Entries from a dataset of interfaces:
◆ ◆ ◆ ◆ ◆ ◆ ◆
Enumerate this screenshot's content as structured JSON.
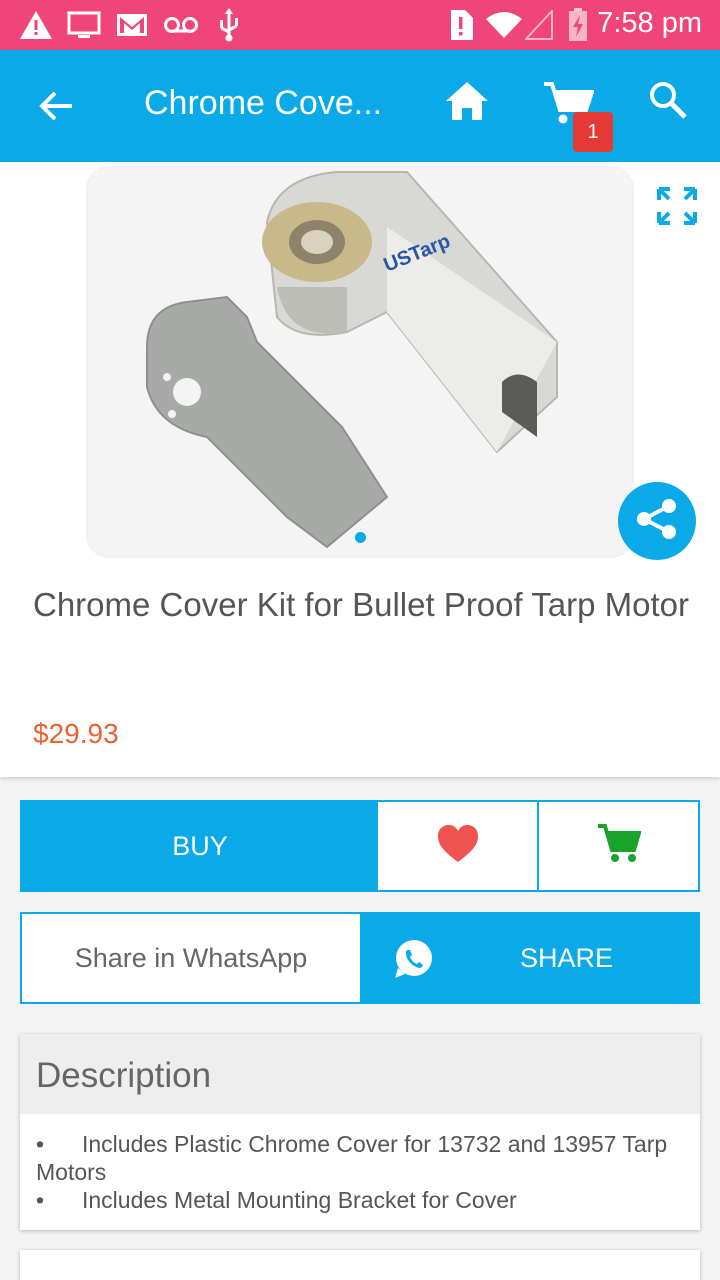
{
  "status_bar": {
    "time": "7:58 pm",
    "icons": [
      "warning-icon",
      "screen-icon",
      "gmail-icon",
      "voicemail-icon",
      "usb-icon",
      "alert-sim-icon",
      "wifi-icon",
      "signal-icon",
      "battery-charging-icon"
    ]
  },
  "app_bar": {
    "title": "Chrome Cove...",
    "cart_count": "1",
    "icons": [
      "back-arrow-icon",
      "home-icon",
      "cart-icon",
      "search-icon"
    ]
  },
  "product": {
    "title": "Chrome Cover Kit for Bullet Proof Tarp Motor",
    "price": "$29.93",
    "image_logo": "USTarp"
  },
  "actions": {
    "buy_label": "BUY",
    "share_whatsapp_label": "Share in WhatsApp",
    "share_label": "SHARE"
  },
  "description": {
    "heading": "Description",
    "items": [
      "Includes Plastic Chrome Cover for 13732 and 13957 Tarp Motors",
      "Includes Metal Mounting Bracket for Cover"
    ],
    "bullet": "•"
  },
  "colors": {
    "status_bar": "#f0457a",
    "primary": "#0aaae8",
    "price": "#e9622f",
    "heart": "#ef5350",
    "cart_green": "#1aa32a"
  }
}
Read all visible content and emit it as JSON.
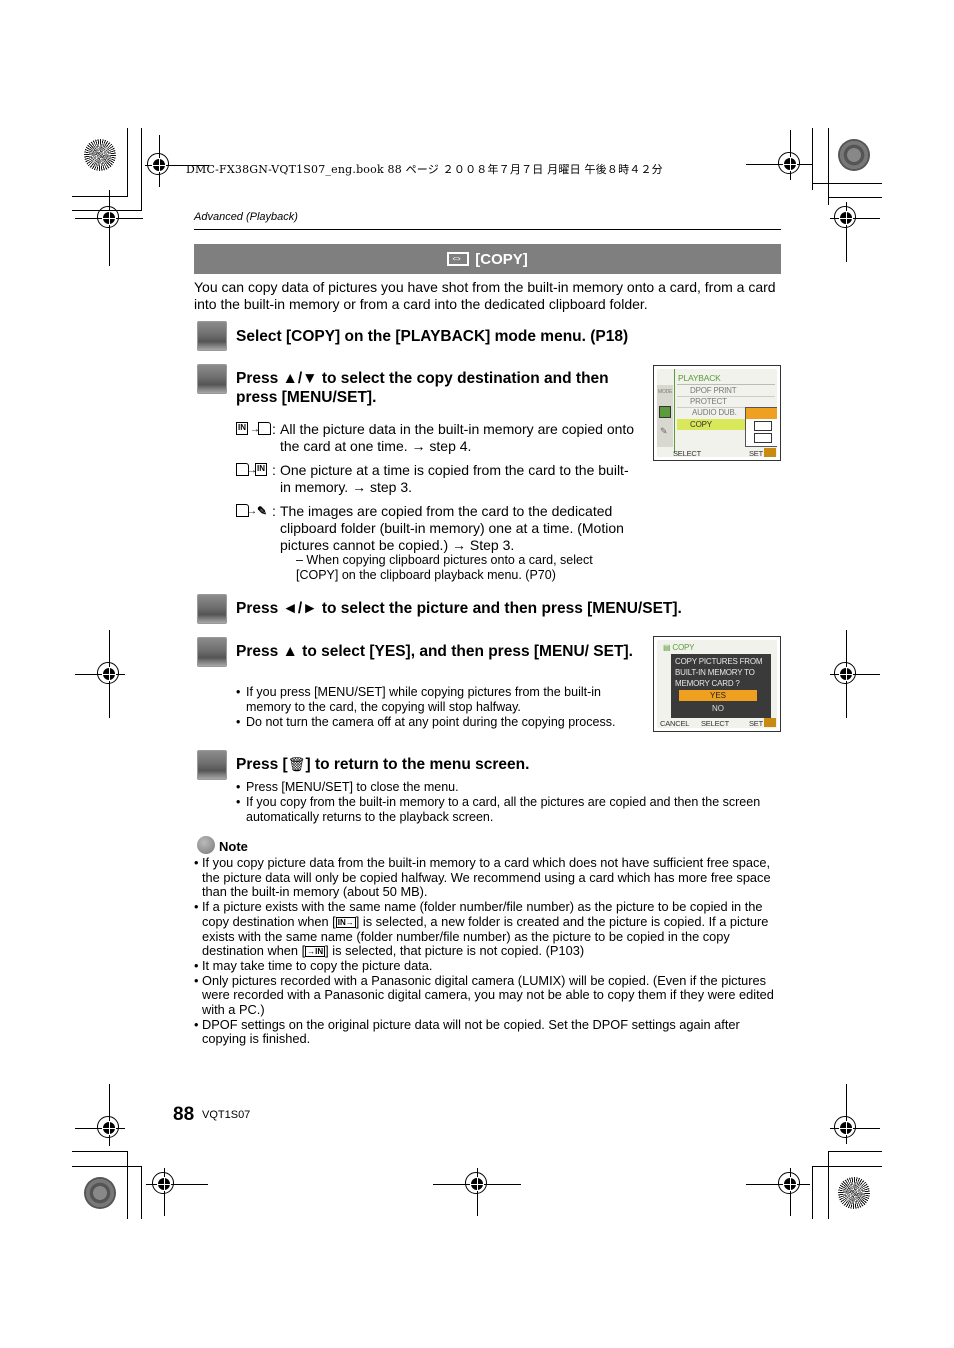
{
  "print_header": "DMC-FX38GN-VQT1S07_eng.book  88 ページ  ２００８年７月７日  月曜日  午後８時４２分",
  "section_label": "Advanced (Playback)",
  "title": {
    "icon": "copy-icon",
    "text": "[COPY]"
  },
  "intro": "You can copy data of pictures you have shot from the built-in memory onto a card, from a card into the built-in memory or from a card into the dedicated clipboard folder.",
  "steps": [
    {
      "text": "Select [COPY] on the [PLAYBACK] mode menu. (P18)"
    },
    {
      "text": "Press ▲/▼ to select the copy destination and then press [MENU/SET].",
      "options": [
        {
          "icon": "internal-to-card-icon",
          "desc": "All the picture data in the built-in memory are copied onto the card at one time. → step 4."
        },
        {
          "icon": "card-to-internal-icon",
          "desc": "One picture at a time is copied from the card to the built-in memory. → step 3."
        },
        {
          "icon": "card-to-clipboard-icon",
          "desc": "The images are copied from the card to the dedicated clipboard folder (built-in memory) one at a time. (Motion pictures cannot be copied.) → Step 3."
        }
      ],
      "sub_note": "– When copying clipboard pictures onto a card, select [COPY] on the clipboard playback menu. (P70)"
    },
    {
      "text": "Press ◄/► to select the picture and then press [MENU/SET]."
    },
    {
      "text": "Press ▲ to select [YES], and then press [MENU/ SET].",
      "bullets": [
        "If you press [MENU/SET] while copying pictures from the built-in memory to the card, the copying will stop halfway.",
        "Do not turn the camera off at any point during the copying process."
      ]
    },
    {
      "text_before": "Press [",
      "text_icon": "trash-icon",
      "text_after": "] to return to the menu screen.",
      "bullets": [
        "Press [MENU/SET] to close the menu.",
        "If you copy from the built-in memory to a card, all the pictures are copied and then the screen automatically returns to the playback screen."
      ]
    }
  ],
  "screen1": {
    "header": "PLAYBACK",
    "side_tab": "MODE",
    "items": [
      "DPOF PRINT",
      "PROTECT",
      "AUDIO DUB.",
      "COPY"
    ],
    "selected_item": "COPY",
    "footer_left": "SELECT",
    "footer_right": "SET",
    "submenu_selected_index": 0
  },
  "screen2": {
    "header": "COPY",
    "message": [
      "COPY PICTURES FROM",
      "BUILT-IN MEMORY TO",
      "MEMORY CARD ?"
    ],
    "options": [
      "YES",
      "NO"
    ],
    "selected_option": "YES",
    "footer_cancel": "CANCEL",
    "footer_select": "SELECT",
    "footer_set": "SET"
  },
  "note": {
    "label": "Note",
    "items": [
      "If you copy picture data from the built-in memory to a card which does not have sufficient free space, the picture data will only be copied halfway. We recommend using a card which has more free space than the built-in memory (about 50 MB).",
      {
        "before": "If a picture exists with the same name (folder number/file number) as the picture to be copied in the copy destination when [",
        "icon1": "IN→",
        "middle": "] is selected, a new folder is created and the picture is copied. If a picture exists with the same name (folder number/file number) as the picture to be copied in the copy destination when [",
        "icon2": "→IN",
        "after": "] is selected, that picture is not copied. (P103)"
      },
      "It may take time to copy the picture data.",
      "Only pictures recorded with a Panasonic digital camera (LUMIX) will be copied. (Even if the pictures were recorded with a Panasonic digital camera, you may not be able to copy them if they were edited with a PC.)",
      "DPOF settings on the original picture data will not be copied. Set the DPOF settings again after copying is finished."
    ]
  },
  "footer": {
    "page_number": "88",
    "doc_code": "VQT1S07"
  },
  "colors": {
    "title_bar": "#7f7f7f",
    "menu_highlight": "#d8e85a",
    "orange_select": "#f0a020",
    "menu_green": "#5a9b3a"
  }
}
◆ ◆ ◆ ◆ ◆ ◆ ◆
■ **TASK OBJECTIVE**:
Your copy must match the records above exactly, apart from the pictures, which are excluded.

■ **RESULT FOR THIS TASK**:
Enumerate this screenshot's content as structured JSON.
{
  "status_bar": {
    "time": "7:58 pm",
    "icons": [
      "warning-icon",
      "screen-icon",
      "gmail-icon",
      "voicemail-icon",
      "usb-icon",
      "alert-sim-icon",
      "wifi-icon",
      "signal-icon",
      "battery-charging-icon"
    ]
  },
  "app_bar": {
    "title": "Chrome Cove...",
    "cart_count": "1",
    "icons": [
      "back-arrow-icon",
      "home-icon",
      "cart-icon",
      "search-icon"
    ]
  },
  "product": {
    "title": "Chrome Cover Kit for Bullet Proof Tarp Motor",
    "price": "$29.93",
    "image_logo": "USTarp"
  },
  "actions": {
    "buy_label": "BUY",
    "share_whatsapp_label": "Share in WhatsApp",
    "share_label": "SHARE"
  },
  "description": {
    "heading": "Description",
    "items": [
      "Includes Plastic Chrome Cover for 13732 and 13957 Tarp Motors",
      "Includes Metal Mounting Bracket for Cover"
    ],
    "bullet": "•"
  },
  "colors": {
    "status_bar": "#f0457a",
    "primary": "#0aaae8",
    "price": "#e9622f",
    "heart": "#ef5350",
    "cart_green": "#1aa32a"
  }
}
Read all visible content and emit it as JSON.
{
  "print_header": "DMC-FX38GN-VQT1S07_eng.book  88 ページ  ２００８年７月７日  月曜日  午後８時４２分",
  "section_label": "Advanced (Playback)",
  "title": {
    "icon": "copy-icon",
    "text": "[COPY]"
  },
  "intro": "You can copy data of pictures you have shot from the built-in memory onto a card, from a card into the built-in memory or from a card into the dedicated clipboard folder.",
  "steps": [
    {
      "text": "Select [COPY] on the [PLAYBACK] mode menu. (P18)"
    },
    {
      "text": "Press ▲/▼ to select the copy destination and then press [MENU/SET].",
      "options": [
        {
          "icon": "internal-to-card-icon",
          "desc": "All the picture data in the built-in memory are copied onto the card at one time. → step 4."
        },
        {
          "icon": "card-to-internal-icon",
          "desc": "One picture at a time is copied from the card to the built-in memory. → step 3."
        },
        {
          "icon": "card-to-clipboard-icon",
          "desc": "The images are copied from the card to the dedicated clipboard folder (built-in memory) one at a time. (Motion pictures cannot be copied.) → Step 3."
        }
      ],
      "sub_note": "– When copying clipboard pictures onto a card, select [COPY] on the clipboard playback menu. (P70)"
    },
    {
      "text": "Press ◄/► to select the picture and then press [MENU/SET]."
    },
    {
      "text": "Press ▲ to select [YES], and then press [MENU/ SET].",
      "bullets": [
        "If you press [MENU/SET] while copying pictures from the built-in memory to the card, the copying will stop halfway.",
        "Do not turn the camera off at any point during the copying process."
      ]
    },
    {
      "text_before": "Press [",
      "text_icon": "trash-icon",
      "text_after": "] to return to the menu screen.",
      "bullets": [
        "Press [MENU/SET] to close the menu.",
        "If you copy from the built-in memory to a card, all the pictures are copied and then the screen automatically returns to the playback screen."
      ]
    }
  ],
  "screen1": {
    "header": "PLAYBACK",
    "side_tab": "MODE",
    "items": [
      "DPOF PRINT",
      "PROTECT",
      "AUDIO DUB.",
      "COPY"
    ],
    "selected_item": "COPY",
    "footer_left": "SELECT",
    "footer_right": "SET",
    "submenu_selected_index": 0
  },
  "screen2": {
    "header": "COPY",
    "message": [
      "COPY PICTURES FROM",
      "BUILT-IN MEMORY TO",
      "MEMORY CARD ?"
    ],
    "options": [
      "YES",
      "NO"
    ],
    "selected_option": "YES",
    "footer_cancel": "CANCEL",
    "footer_select": "SELECT",
    "footer_set": "SET"
  },
  "note": {
    "label": "Note",
    "items": [
      "If you copy picture data from the built-in memory to a card which does not have sufficient free space, the picture data will only be copied halfway. We recommend using a card which has more free space than the built-in memory (about 50 MB).",
      {
        "before": "If a picture exists with the same name (folder number/file number) as the picture to be copied in the copy destination when [",
        "icon1": "IN→",
        "middle": "] is selected, a new folder is created and the picture is copied. If a picture exists with the same name (folder number/file number) as the picture to be copied in the copy destination when [",
        "icon2": "→IN",
        "after": "] is selected, that picture is not copied. (P103)"
      },
      "It may take time to copy the picture data.",
      "Only pictures recorded with a Panasonic digital camera (LUMIX) will be copied. (Even if the pictures were recorded with a Panasonic digital camera, you may not be able to copy them if they were edited with a PC.)",
      "DPOF settings on the original picture data will not be copied. Set the DPOF settings again after copying is finished."
    ]
  },
  "footer": {
    "page_number": "88",
    "doc_code": "VQT1S07"
  },
  "colors": {
    "title_bar": "#7f7f7f",
    "menu_highlight": "#d8e85a",
    "orange_select": "#f0a020",
    "menu_green": "#5a9b3a"
  }
}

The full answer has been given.